→ AIM OF THE EXERCISE
Search the entries below for "true" and copy each matching line.

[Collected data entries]

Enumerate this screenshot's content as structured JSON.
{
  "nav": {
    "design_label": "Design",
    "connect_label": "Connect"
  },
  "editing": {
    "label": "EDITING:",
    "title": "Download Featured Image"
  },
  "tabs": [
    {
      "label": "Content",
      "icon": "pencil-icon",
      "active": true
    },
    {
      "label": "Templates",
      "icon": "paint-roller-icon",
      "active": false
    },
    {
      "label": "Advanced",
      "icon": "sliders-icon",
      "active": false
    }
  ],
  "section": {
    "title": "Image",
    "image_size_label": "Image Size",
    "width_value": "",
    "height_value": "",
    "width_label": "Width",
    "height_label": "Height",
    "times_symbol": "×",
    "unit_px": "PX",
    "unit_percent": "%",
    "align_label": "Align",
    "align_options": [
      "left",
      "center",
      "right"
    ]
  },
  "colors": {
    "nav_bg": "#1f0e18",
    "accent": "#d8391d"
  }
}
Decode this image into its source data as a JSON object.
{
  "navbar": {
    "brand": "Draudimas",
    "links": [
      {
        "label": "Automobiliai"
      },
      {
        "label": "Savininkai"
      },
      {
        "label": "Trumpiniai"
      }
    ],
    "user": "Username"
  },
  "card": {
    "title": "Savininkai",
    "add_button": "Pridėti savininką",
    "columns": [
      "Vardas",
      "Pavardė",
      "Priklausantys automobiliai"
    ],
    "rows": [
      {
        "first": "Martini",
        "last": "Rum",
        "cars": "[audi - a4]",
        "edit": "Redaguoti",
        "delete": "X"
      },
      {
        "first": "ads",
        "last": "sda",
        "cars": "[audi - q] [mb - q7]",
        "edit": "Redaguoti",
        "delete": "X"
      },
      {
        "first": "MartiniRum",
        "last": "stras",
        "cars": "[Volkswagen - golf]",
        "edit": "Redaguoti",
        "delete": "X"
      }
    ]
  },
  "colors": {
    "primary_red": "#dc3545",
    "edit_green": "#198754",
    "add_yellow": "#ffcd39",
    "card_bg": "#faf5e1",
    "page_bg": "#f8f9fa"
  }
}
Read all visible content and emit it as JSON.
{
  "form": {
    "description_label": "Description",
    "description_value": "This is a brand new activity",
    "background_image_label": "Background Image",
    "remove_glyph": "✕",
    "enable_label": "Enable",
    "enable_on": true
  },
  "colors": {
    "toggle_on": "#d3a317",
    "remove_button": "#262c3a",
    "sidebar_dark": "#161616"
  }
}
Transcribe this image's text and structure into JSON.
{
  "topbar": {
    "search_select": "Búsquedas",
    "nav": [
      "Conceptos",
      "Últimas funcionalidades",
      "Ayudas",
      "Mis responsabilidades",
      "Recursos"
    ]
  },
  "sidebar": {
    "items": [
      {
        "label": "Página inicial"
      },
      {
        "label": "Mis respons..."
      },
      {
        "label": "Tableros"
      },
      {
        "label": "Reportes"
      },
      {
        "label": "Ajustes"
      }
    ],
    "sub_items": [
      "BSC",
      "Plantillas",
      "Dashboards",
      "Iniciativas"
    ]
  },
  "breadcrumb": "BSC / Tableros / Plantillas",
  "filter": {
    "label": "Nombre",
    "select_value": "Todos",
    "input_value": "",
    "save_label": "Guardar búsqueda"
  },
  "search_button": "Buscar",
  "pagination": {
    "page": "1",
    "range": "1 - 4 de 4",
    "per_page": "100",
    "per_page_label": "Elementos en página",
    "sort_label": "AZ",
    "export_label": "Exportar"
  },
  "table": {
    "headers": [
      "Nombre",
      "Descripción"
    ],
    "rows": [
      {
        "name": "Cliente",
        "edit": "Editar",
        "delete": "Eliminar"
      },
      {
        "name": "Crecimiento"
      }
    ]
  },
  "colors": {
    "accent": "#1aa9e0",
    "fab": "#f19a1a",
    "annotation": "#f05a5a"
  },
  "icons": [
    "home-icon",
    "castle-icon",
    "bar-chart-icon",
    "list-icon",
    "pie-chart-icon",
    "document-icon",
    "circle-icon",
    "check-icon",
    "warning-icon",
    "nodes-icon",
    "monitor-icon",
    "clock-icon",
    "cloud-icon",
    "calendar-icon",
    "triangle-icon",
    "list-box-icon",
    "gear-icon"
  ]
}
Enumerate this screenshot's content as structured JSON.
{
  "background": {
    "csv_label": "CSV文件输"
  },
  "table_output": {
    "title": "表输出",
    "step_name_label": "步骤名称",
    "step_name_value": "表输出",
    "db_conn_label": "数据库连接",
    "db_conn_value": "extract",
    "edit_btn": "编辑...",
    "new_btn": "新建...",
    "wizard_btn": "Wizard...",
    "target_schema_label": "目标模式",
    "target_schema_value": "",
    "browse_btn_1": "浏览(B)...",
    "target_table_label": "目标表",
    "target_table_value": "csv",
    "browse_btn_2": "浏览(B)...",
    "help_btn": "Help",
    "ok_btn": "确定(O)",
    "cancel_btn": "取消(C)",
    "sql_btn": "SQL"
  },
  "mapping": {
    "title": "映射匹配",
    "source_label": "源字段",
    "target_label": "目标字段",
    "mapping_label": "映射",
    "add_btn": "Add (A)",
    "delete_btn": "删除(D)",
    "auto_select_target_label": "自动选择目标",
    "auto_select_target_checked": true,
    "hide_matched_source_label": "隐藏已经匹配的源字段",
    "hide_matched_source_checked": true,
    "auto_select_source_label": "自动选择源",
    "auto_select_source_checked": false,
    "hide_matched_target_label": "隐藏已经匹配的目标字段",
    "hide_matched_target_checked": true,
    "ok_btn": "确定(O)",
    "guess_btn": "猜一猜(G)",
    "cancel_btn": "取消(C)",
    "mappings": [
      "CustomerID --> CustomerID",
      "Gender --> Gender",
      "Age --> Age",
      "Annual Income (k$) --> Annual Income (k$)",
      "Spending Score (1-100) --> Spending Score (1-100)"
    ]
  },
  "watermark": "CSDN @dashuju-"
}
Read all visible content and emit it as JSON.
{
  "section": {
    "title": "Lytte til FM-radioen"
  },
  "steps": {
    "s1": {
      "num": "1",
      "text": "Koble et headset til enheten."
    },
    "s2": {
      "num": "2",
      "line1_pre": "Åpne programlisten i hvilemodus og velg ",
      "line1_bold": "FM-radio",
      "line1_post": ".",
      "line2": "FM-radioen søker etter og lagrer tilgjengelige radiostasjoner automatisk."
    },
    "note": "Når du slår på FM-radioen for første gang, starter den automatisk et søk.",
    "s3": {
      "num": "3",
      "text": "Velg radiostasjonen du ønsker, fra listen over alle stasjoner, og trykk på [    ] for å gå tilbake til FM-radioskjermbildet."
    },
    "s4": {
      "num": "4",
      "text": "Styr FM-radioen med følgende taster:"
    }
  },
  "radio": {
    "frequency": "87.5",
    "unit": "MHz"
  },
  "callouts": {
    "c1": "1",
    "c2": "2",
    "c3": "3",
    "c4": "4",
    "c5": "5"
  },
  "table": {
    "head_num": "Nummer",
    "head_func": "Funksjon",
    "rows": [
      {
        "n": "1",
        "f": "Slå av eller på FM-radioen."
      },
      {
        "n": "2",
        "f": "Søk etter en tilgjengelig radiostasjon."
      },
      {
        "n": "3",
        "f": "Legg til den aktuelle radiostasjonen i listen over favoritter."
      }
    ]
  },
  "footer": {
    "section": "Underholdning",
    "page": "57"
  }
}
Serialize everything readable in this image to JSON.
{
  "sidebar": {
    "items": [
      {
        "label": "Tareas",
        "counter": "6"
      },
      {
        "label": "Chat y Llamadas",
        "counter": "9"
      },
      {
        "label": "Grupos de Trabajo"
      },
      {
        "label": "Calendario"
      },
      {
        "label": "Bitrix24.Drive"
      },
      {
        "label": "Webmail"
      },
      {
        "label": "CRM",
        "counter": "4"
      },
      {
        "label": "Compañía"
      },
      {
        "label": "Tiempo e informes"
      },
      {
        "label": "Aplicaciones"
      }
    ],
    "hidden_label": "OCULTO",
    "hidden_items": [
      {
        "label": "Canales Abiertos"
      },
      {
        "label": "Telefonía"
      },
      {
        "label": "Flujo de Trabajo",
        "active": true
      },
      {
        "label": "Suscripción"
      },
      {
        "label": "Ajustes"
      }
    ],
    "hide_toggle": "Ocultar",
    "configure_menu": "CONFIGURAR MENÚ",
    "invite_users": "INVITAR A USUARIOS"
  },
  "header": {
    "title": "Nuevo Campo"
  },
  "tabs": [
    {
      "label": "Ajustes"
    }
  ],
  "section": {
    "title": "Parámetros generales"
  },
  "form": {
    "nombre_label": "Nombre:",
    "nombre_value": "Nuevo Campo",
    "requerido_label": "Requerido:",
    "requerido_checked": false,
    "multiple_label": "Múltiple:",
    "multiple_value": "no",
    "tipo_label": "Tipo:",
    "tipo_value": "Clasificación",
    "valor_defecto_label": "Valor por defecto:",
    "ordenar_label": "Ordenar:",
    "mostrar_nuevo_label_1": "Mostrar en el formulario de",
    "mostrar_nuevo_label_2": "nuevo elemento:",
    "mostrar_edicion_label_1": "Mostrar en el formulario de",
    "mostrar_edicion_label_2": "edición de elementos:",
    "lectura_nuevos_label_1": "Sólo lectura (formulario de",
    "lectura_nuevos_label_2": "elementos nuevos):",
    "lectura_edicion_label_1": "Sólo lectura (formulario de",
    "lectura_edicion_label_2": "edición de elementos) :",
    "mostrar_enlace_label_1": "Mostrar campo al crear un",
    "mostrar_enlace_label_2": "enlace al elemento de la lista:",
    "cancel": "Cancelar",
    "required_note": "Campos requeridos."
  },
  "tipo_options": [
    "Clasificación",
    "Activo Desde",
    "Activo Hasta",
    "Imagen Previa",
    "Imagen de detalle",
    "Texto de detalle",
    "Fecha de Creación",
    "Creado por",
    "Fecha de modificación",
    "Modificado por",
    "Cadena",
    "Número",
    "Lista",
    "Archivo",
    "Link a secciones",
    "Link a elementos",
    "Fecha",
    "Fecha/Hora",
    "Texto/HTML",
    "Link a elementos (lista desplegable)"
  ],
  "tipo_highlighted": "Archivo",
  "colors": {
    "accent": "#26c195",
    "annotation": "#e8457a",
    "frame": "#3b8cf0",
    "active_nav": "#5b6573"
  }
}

→ ANSWER TO THIS PROBLEM
      "active": true
    "enable_on": true
    "auto_select_target_checked": true,
    "hide_matched_source_checked": true,
    "hide_matched_target_checked": true,
        "active": true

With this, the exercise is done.